The book on the whole is also depressing in the fact that although Yemen finally passed a law in 2009 making the minimum marriage age 17, it was overturned because it was contrary to Islamic law (the Prophet Mohammed apparently married a 9-year-old, which is often cited in the book as the path to a happy life). In 2014 a proposal for a new constitution was made, making the minimum marriage age 18 for both genders, but I can find no evidence that this constitution has been put into place or this provision enforced.
On the whole, I would recommend this book to anyone who wants to read more about what child brides go through, wants to learn about Yemeni culture, or otherwise wants to be severely depressed at the modern world. Unless you are willing to read it with your child and explain sex, rape, and various other "advanced" topics to your child, I would not recommend it as a book for children.

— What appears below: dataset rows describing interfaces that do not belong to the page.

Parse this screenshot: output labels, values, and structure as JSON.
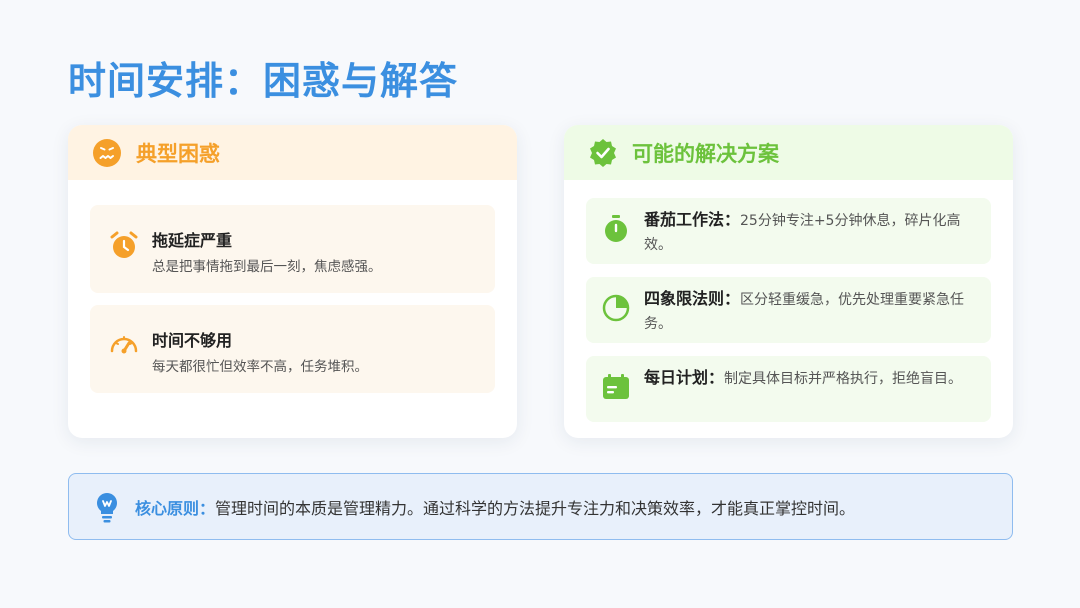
{
  "title": "时间安排：困惑与解答",
  "colors": {
    "title": "#3b8fe0",
    "problems_accent": "#f5a02a",
    "solutions_accent": "#6cc23c"
  },
  "problems": {
    "heading": "典型困惑",
    "heading_icon": "worried-face-icon",
    "items": [
      {
        "icon": "alarm-clock-icon",
        "title": "拖延症严重",
        "desc": "总是把事情拖到最后一刻，焦虑感强。"
      },
      {
        "icon": "speedometer-icon",
        "title": "时间不够用",
        "desc": "每天都很忙但效率不高，任务堆积。"
      }
    ]
  },
  "solutions": {
    "heading": "可能的解决方案",
    "heading_icon": "check-badge-icon",
    "items": [
      {
        "icon": "stopwatch-icon",
        "title": "番茄工作法：",
        "desc": "25分钟专注+5分钟休息，碎片化高效。"
      },
      {
        "icon": "pie-chart-icon",
        "title": "四象限法则：",
        "desc": "区分轻重缓急，优先处理重要紧急任务。"
      },
      {
        "icon": "calendar-icon",
        "title": "每日计划：",
        "desc": "制定具体目标并严格执行，拒绝盲目。"
      }
    ]
  },
  "principle": {
    "icon": "lightbulb-icon",
    "label": "核心原则：",
    "text": "管理时间的本质是管理精力。通过科学的方法提升专注力和决策效率，才能真正掌控时间。"
  }
}
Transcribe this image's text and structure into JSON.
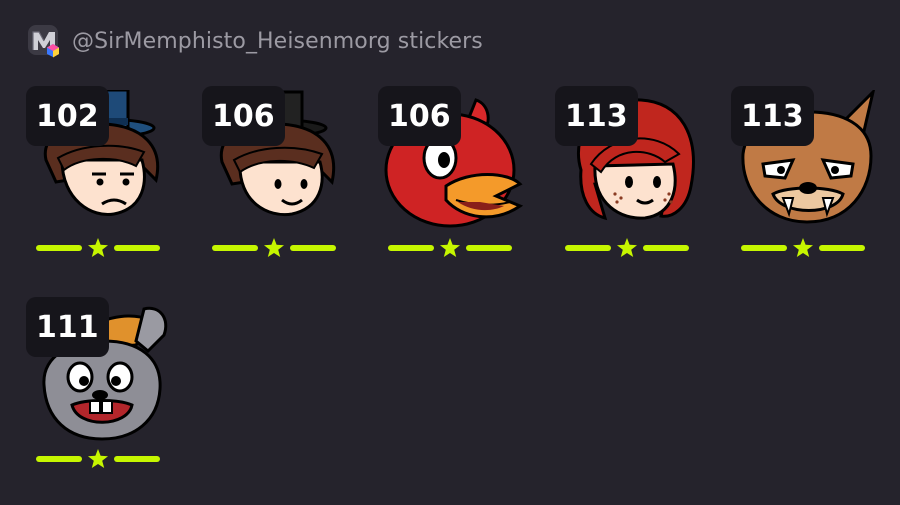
{
  "header": {
    "channel_avatar_icon": "channel-logo-icon",
    "title": "@SirMemphisto_Heisenmorg stickers"
  },
  "colors": {
    "background": "#25232c",
    "badge_background": "#16151b",
    "rating_accent": "#c6f600",
    "header_text": "#9c9aa3"
  },
  "stickers": [
    {
      "count": "102",
      "icon": "boy-top-hat-sticker-icon",
      "rating_icon": "star-icon"
    },
    {
      "count": "106",
      "icon": "smiling-boy-top-hat-sticker-icon",
      "rating_icon": "star-icon"
    },
    {
      "count": "106",
      "icon": "red-bird-sticker-icon",
      "rating_icon": "star-icon"
    },
    {
      "count": "113",
      "icon": "freckled-girl-sticker-icon",
      "rating_icon": "star-icon"
    },
    {
      "count": "113",
      "icon": "werewolf-sticker-icon",
      "rating_icon": "star-icon"
    },
    {
      "count": "111",
      "icon": "gray-rabbit-sticker-icon",
      "rating_icon": "star-icon"
    }
  ]
}
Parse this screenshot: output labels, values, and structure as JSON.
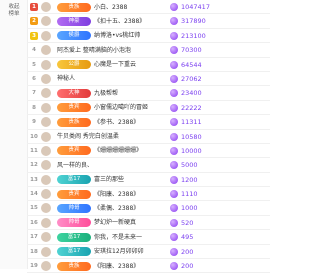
{
  "sidebar": {
    "collapse_label": "收起榜单"
  },
  "rows": [
    {
      "rank": "1",
      "badge": "贵族",
      "badge_style": "b-orange",
      "name": "小白、2388",
      "value": "1047417"
    },
    {
      "rank": "2",
      "badge": "神豪",
      "badge_style": "b-purple",
      "name": "《扣十五、2388》",
      "value": "317890"
    },
    {
      "rank": "3",
      "badge": "侯爵",
      "badge_style": "b-blue",
      "name": "纳博洛•vs桃红帅",
      "value": "213100"
    },
    {
      "rank": "4",
      "badge": "",
      "badge_style": "b-none",
      "name": "阿杰爱上  整晴满脑的小泡泡",
      "value": "70300"
    },
    {
      "rank": "5",
      "badge": "公爵",
      "badge_style": "b-gold",
      "name": "心魔是一下重云",
      "value": "64544"
    },
    {
      "rank": "6",
      "badge": "",
      "badge_style": "b-none",
      "name": "神秘人",
      "value": "27062"
    },
    {
      "rank": "7",
      "badge": "大神",
      "badge_style": "b-red",
      "name": "九极帮帮",
      "value": "23400"
    },
    {
      "rank": "8",
      "badge": "贵宾",
      "badge_style": "b-orange",
      "name": "小窗儒边噶吖的冒姬",
      "value": "22222"
    },
    {
      "rank": "9",
      "badge": "贵族",
      "badge_style": "b-orange",
      "name": "《参书、2388》",
      "value": "11311"
    },
    {
      "rank": "10",
      "badge": "",
      "badge_style": "b-none",
      "name": "牛贝类闹  秀完白创温柔",
      "value": "10580"
    },
    {
      "rank": "11",
      "badge": "贵宾",
      "badge_style": "b-orange",
      "name": "《姗姗姗姗姗姗》",
      "value": "10000"
    },
    {
      "rank": "12",
      "badge": "",
      "badge_style": "b-none",
      "name": "风一样的良、",
      "value": "5000"
    },
    {
      "rank": "13",
      "badge": "富17",
      "badge_style": "b-teal",
      "name": "富三的那些",
      "value": "1200"
    },
    {
      "rank": "14",
      "badge": "贵宾",
      "badge_style": "b-orange",
      "name": "《阳康、2388》",
      "value": "1110"
    },
    {
      "rank": "15",
      "badge": "帅哥",
      "badge_style": "b-blue",
      "name": "《柔偶、2388》",
      "value": "1000"
    },
    {
      "rank": "16",
      "badge": "帅哥",
      "badge_style": "b-pink",
      "name": "梦幻炉一新硬真",
      "value": "520"
    },
    {
      "rank": "17",
      "badge": "富17",
      "badge_style": "b-green",
      "name": "你我，不是未来一",
      "value": "495"
    },
    {
      "rank": "18",
      "badge": "富17",
      "badge_style": "b-teal",
      "name": "安琪拉12月卯卯卯",
      "value": "200"
    },
    {
      "rank": "19",
      "badge": "贵族",
      "badge_style": "b-orange",
      "name": "《阳康、2388》",
      "value": "200"
    }
  ]
}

For a quick side-note: According to Goodreads (which I've been trying to keep updated over the past year) I read 51 books in 2015 (of which about 7 were books I read to my son, though I've read way more than that to him over the course of the last 10 months, and 2 of which were compilations of 3 or 4 books, so it kind of evens out). For my full list, you can go here: https://www.goodreads.com/user/year_in_books/2015/16018309
So because I read that many books in 2015, I didn't think reading 12 books over 12 months, even if there are very specific categories associated with these 12 books (plus one bonus if you happen to dislike one of the categories or just can't find anything), I wanted to challenge myself a little further. So my goal is to read only books by female authors with some sort of female focus (heroine, protagonist). I've made a tentative list of possibilities for each category here and my goal is to do a minor review of each book once I finish it: 1) A book by a local author or set in the DC/MD/VA area (if you're from somewhere else, just insert your own state here - I chose to limit myself to books set in MD, since that's where I live):
4000 Years of Uppity Women - Vicki Leon (part of why I wanted to focus on female authors and female subjects was because I want to learn more about women who made contributions to history, so this is at the top of my list)
Girl, Interrupted - Susanna Kaysen (saw the movie a while ago, mental illness scares me way more than physical disabilities so it might be good to get some additional insight this way)
11) A book recommended by another person or organization (like your library!) (I cheated a little here and just used Goodreads as the organization and chose some books from the Awesome Women of the Ancient World list that looked interesting):
The Handmaid's Tale - Margaret Atwood (dystopian, I was supposed to read this in high school but never actually read it - one of two assigned books I skipped, the other was The Old Man and the Sea and I have absolutely no desire to revisit that one)